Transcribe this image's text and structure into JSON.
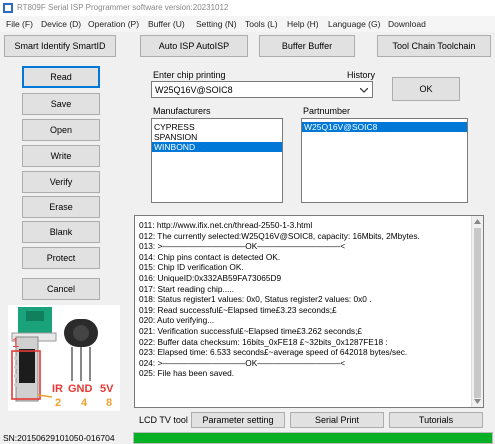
{
  "window": {
    "title": "RT809F Serial ISP Programmer software version:20231012",
    "menu": [
      "File (F)",
      "Device (D)",
      "Operation (P)",
      "Buffer (U)",
      "Setting (N)",
      "Tools (L)",
      "Help (H)",
      "Language (G)",
      "Download"
    ]
  },
  "toolbar": {
    "smart_identify": "Smart Identify SmartID",
    "auto_isp": "Auto ISP AutoISP",
    "buffer": "Buffer Buffer",
    "tool_chain": "Tool Chain Toolchain"
  },
  "actions": {
    "read": "Read",
    "save": "Save",
    "open": "Open",
    "write": "Write",
    "verify": "Verify",
    "erase": "Erase",
    "blank": "Blank",
    "protect": "Protect",
    "cancel": "Cancel"
  },
  "chip": {
    "enter_label": "Enter chip printing",
    "history_label": "History",
    "value": "W25Q16V@SOIC8",
    "ok_label": "OK"
  },
  "manufacturers": {
    "label": "Manufacturers",
    "items": [
      "CYPRESS",
      "SPANSION",
      "WINBOND"
    ],
    "selected": 2
  },
  "partnumber": {
    "label": "Partnumber",
    "items": [
      "W25Q16V@SOIC8"
    ],
    "selected": 0
  },
  "log": [
    "011:  http://www.ifix.net.cn/thread-2550-1-3.html",
    "012:  The currently selected:W25Q16V@SOIC8, capacity: 16Mbits, 2Mbytes.",
    "013:  >——————————OK——————————<",
    "014:  Chip pins contact is detected OK.",
    "015:  Chip ID verification OK.",
    "016:  UniqueID:0x332AB59FA73065D9",
    "017:  Start reading chip.....",
    "018:  Status register1 values: 0x0, Status register2 values: 0x0 .",
    "019:  Read successful£~Elapsed time£3.23 seconds;£",
    "020:  Auto verifying...",
    "021:  Verification successful£~Elapsed time£3.262 seconds;£",
    "022:  Buffer data checksum: 16bits_0xFE18 £~32bits_0x1287FE18 :",
    "023:  Elapsed time: 6.533 seconds£~average speed of 642018 bytes/sec.",
    "024:  >——————————OK——————————<",
    "025:  File has been saved."
  ],
  "pin_diagram": {
    "number_1": "1",
    "ir": "IR",
    "gnd": "GND",
    "v5": "5V",
    "n2": "2",
    "n4": "4",
    "n8": "8"
  },
  "bottom": {
    "lcd_tv_tool": "LCD TV tool",
    "parameter_setting": "Parameter setting",
    "serial_print": "Serial Print",
    "tutorials": "Tutorials"
  },
  "status": {
    "serial": "SN:20150629101050-016704",
    "progress": 1.0
  },
  "colors": {
    "accent": "#0078d7",
    "progress": "#06b025",
    "pin_red": "#e53935",
    "pin_orange": "#f0a030"
  }
}
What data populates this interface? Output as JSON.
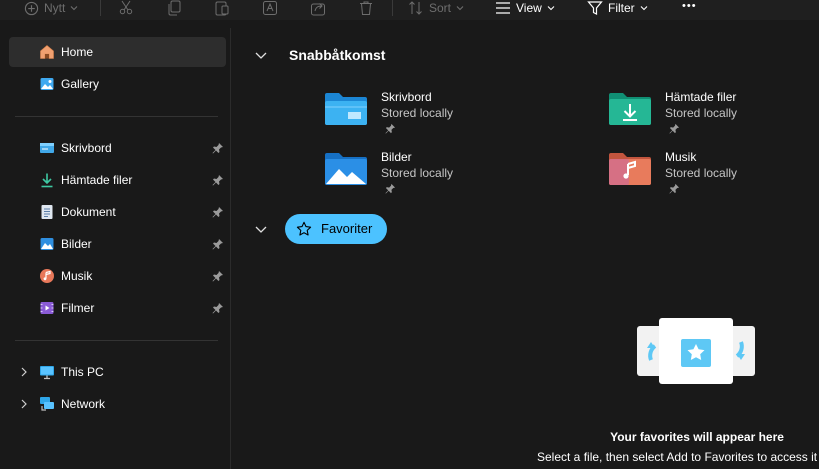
{
  "toolbar": {
    "new_label": "Nytt",
    "sort_label": "Sort",
    "view_label": "View",
    "filter_label": "Filter",
    "more_label": "•••"
  },
  "sidebar": {
    "top_items": [
      {
        "label": "Home",
        "icon": "home-icon"
      },
      {
        "label": "Gallery",
        "icon": "gallery-icon"
      }
    ],
    "pinned_items": [
      {
        "label": "Skrivbord",
        "icon": "desktop-folder-icon"
      },
      {
        "label": "Hämtade filer",
        "icon": "download-icon"
      },
      {
        "label": "Dokument",
        "icon": "document-icon"
      },
      {
        "label": "Bilder",
        "icon": "pictures-icon"
      },
      {
        "label": "Musik",
        "icon": "music-icon"
      },
      {
        "label": "Filmer",
        "icon": "video-icon"
      }
    ],
    "tree_items": [
      {
        "label": "This PC",
        "icon": "this-pc-icon"
      },
      {
        "label": "Network",
        "icon": "network-icon"
      }
    ]
  },
  "quick_access": {
    "title": "Snabbåtkomst",
    "items": [
      {
        "name": "Skrivbord",
        "status": "Stored locally",
        "icon": "desktop-folder-icon"
      },
      {
        "name": "Hämtade filer",
        "status": "Stored locally",
        "icon": "downloads-folder-icon"
      },
      {
        "name": "Bilder",
        "status": "Stored locally",
        "icon": "pictures-folder-icon"
      },
      {
        "name": "Musik",
        "status": "Stored locally",
        "icon": "music-folder-icon"
      }
    ]
  },
  "favorites": {
    "title": "Favoriter",
    "empty_title": "Your favorites will appear here",
    "empty_subtitle": "Select a file, then select Add to Favorites to access it"
  },
  "colors": {
    "accent": "#4cc2ff",
    "background": "#191919",
    "selected": "#2d2d2d"
  }
}
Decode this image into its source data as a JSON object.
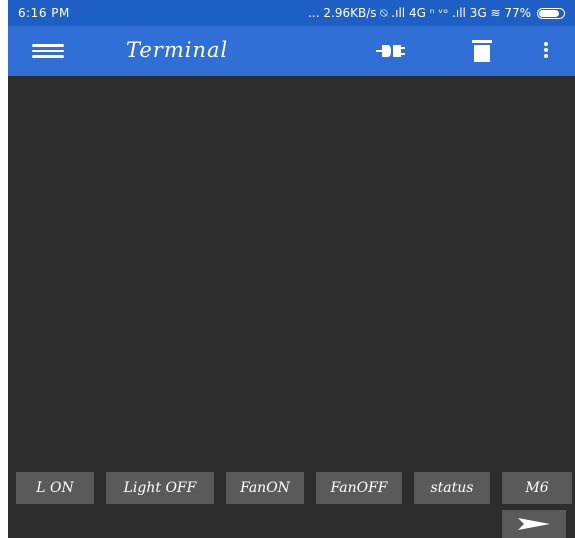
{
  "statusbar": {
    "time": "6:16 PM",
    "indicators": "... 2.96KB/s ⍉ .ıll 4G ⁿ ᵛᵒ .ıll 3G ≋ 77%",
    "battery_percent": 77
  },
  "appbar": {
    "title": "Terminal",
    "icons": [
      "menu-icon",
      "connect-icon",
      "delete-icon",
      "more-vert-icon"
    ]
  },
  "colors": {
    "statusbar": "#1e5fc5",
    "appbar": "#2f6fd6",
    "background": "#2d2d2d",
    "button": "#5a5a5a"
  },
  "macros": [
    "L ON",
    "Light OFF",
    "FanON",
    "FanOFF",
    "status",
    "M6"
  ],
  "send": {
    "icon": "send-icon"
  }
}
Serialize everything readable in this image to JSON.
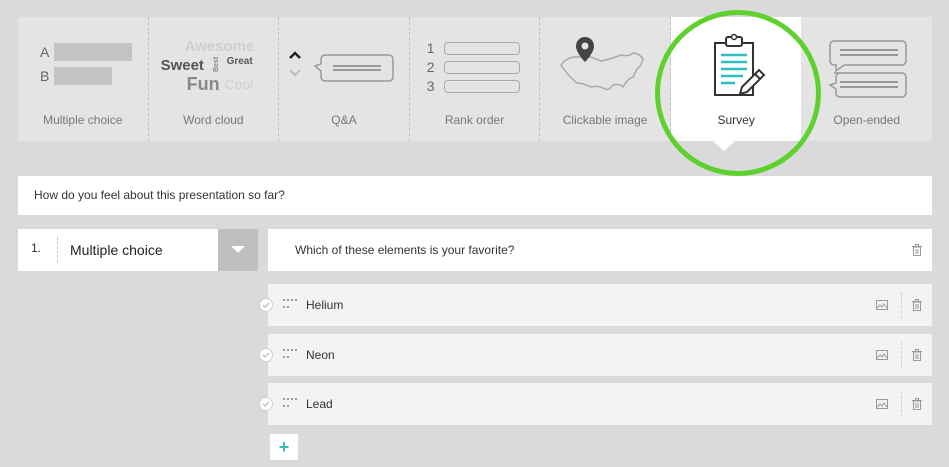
{
  "question_types": [
    {
      "label": "Multiple choice",
      "art": {
        "a": "A",
        "b": "B"
      }
    },
    {
      "label": "Word cloud",
      "art": {
        "w1": "Awesome",
        "w2": "Sweet",
        "w3": "Best",
        "w4": "Great",
        "w5": "Fun",
        "w6": "Cool"
      }
    },
    {
      "label": "Q&A"
    },
    {
      "label": "Rank order",
      "art": {
        "n1": "1",
        "n2": "2",
        "n3": "3"
      }
    },
    {
      "label": "Clickable image"
    },
    {
      "label": "Survey"
    },
    {
      "label": "Open-ended"
    }
  ],
  "selected_type": "Survey",
  "question_title": "How do you feel about this presentation so far?",
  "item": {
    "number": "1.",
    "type_label": "Multiple choice",
    "question": "Which of these elements is your favorite?"
  },
  "options": [
    {
      "label": "Helium"
    },
    {
      "label": "Neon"
    },
    {
      "label": "Lead"
    }
  ],
  "add_label": "+",
  "colors": {
    "accent": "#2fbfc1",
    "highlight_ring": "#5fd12e",
    "background": "#dadada"
  },
  "icons": [
    "chevron-up-icon",
    "chevron-down-icon",
    "map-pin-icon",
    "clipboard-pencil-icon",
    "speech-bubbles-icon",
    "caret-down-icon",
    "trash-icon",
    "image-icon",
    "check-icon",
    "drag-handle-icon",
    "plus-icon"
  ]
}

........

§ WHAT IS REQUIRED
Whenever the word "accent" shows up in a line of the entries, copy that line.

§ REPLY TO THE TASK
    "accent": "#0078d7",
    "accent": "#4cc2ff",
    "accent": "#2fbfc1",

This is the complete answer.